**Your task**
Scan the entries that follow and copy out every line containing "Shape".

**Records for this task**
---------------

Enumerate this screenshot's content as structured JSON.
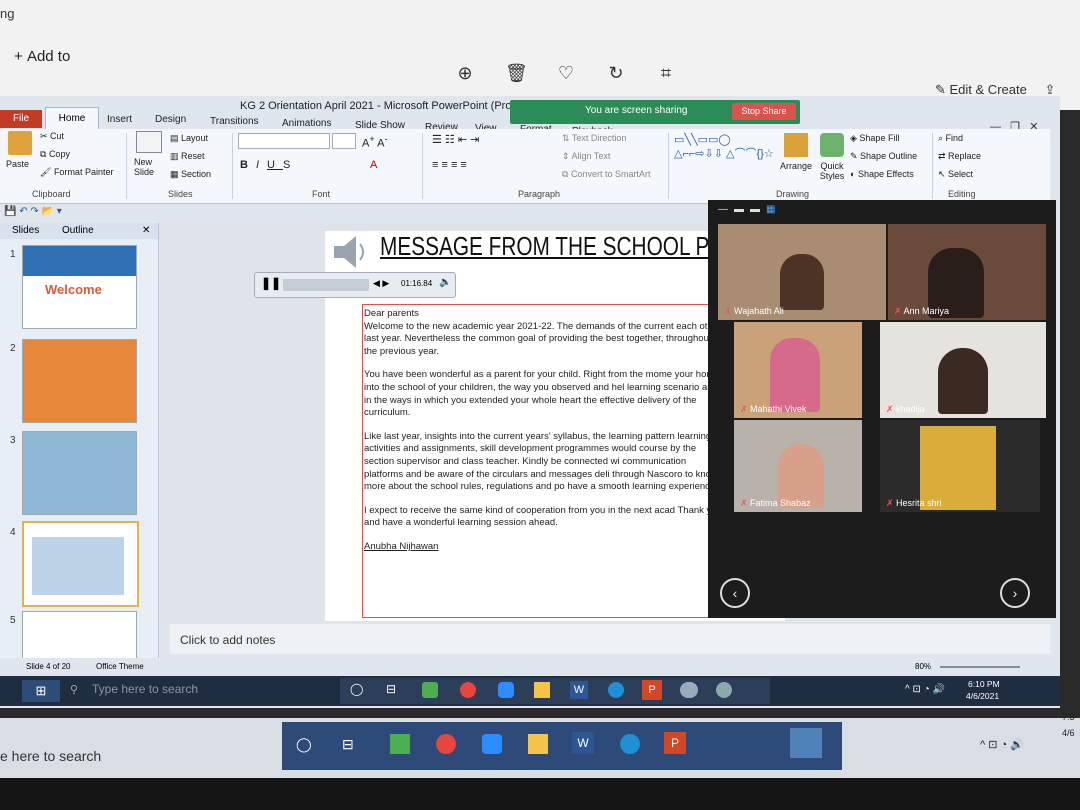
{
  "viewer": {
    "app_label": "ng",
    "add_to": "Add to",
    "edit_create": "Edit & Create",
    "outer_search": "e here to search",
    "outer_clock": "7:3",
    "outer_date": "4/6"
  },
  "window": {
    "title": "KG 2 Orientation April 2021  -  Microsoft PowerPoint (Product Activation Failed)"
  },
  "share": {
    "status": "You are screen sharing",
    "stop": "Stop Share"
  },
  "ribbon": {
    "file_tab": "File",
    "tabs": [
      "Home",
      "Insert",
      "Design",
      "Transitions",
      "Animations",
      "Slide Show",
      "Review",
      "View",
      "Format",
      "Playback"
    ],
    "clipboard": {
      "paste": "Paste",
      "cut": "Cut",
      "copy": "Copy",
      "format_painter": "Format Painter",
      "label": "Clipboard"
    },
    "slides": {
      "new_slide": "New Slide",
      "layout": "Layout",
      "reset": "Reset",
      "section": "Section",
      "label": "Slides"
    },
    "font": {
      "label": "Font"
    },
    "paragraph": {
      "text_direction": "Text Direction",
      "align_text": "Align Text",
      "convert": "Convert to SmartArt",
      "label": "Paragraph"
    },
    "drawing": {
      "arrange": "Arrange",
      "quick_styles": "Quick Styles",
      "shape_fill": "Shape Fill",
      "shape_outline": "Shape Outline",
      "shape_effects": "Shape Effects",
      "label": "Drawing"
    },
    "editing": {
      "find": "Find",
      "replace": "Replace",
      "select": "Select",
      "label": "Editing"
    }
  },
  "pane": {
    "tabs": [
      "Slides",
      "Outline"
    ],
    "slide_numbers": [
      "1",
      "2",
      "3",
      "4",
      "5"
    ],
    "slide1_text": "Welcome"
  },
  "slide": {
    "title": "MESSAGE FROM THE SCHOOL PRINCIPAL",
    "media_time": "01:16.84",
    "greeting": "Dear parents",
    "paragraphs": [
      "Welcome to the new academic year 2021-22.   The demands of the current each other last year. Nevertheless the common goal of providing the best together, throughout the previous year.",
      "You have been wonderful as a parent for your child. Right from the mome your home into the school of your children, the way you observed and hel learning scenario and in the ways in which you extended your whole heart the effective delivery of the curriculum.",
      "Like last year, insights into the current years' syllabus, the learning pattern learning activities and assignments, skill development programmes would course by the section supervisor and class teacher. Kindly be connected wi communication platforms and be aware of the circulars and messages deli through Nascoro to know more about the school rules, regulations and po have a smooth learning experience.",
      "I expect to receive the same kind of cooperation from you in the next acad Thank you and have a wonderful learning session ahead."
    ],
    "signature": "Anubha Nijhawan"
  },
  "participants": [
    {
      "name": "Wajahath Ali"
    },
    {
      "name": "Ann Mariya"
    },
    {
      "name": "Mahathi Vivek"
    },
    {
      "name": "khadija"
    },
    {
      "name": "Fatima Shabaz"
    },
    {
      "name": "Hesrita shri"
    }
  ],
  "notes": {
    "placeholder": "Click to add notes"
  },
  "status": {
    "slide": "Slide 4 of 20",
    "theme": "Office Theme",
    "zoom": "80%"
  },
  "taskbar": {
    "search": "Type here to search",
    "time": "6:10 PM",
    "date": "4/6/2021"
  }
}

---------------

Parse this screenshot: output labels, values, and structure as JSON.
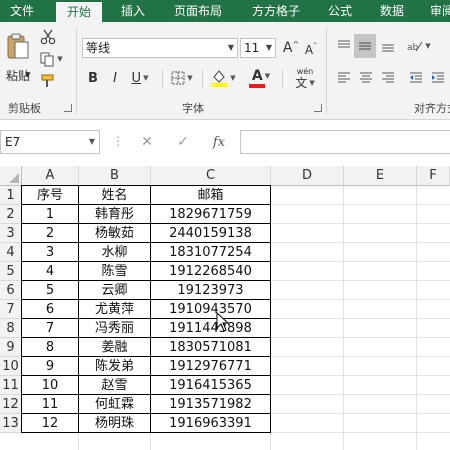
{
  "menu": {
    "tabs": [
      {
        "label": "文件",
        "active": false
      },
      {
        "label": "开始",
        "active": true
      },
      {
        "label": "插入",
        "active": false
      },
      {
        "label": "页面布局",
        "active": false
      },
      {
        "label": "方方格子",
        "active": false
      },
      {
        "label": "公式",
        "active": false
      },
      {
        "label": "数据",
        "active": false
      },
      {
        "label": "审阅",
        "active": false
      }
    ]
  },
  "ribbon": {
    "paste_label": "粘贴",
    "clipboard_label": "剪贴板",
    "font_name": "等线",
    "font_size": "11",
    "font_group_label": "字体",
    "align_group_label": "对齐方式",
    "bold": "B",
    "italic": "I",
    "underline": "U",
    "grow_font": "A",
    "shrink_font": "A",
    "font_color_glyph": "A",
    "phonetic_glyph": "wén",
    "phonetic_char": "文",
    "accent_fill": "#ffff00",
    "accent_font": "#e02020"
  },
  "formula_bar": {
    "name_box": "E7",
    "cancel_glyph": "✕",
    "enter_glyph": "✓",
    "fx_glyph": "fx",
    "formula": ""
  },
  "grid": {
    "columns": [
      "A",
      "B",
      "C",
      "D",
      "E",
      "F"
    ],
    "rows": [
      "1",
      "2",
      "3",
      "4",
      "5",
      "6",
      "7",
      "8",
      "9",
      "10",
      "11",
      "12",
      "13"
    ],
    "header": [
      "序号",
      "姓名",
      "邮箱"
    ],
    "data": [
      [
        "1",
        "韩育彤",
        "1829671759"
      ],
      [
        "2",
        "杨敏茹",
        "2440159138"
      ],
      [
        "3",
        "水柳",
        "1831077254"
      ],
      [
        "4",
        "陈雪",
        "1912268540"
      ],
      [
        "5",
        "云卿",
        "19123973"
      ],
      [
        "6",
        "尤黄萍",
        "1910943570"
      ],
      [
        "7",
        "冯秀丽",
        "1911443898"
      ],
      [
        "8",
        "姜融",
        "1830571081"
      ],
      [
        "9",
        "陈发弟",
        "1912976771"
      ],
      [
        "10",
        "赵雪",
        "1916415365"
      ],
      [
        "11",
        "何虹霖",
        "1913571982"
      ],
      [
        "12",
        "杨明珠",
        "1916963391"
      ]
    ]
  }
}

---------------

**Result of the exercise**
      "shape_fill": "Shape Fill",
      "shape_outline": "Shape Outline",
      "shape_effects": "Shape Effects",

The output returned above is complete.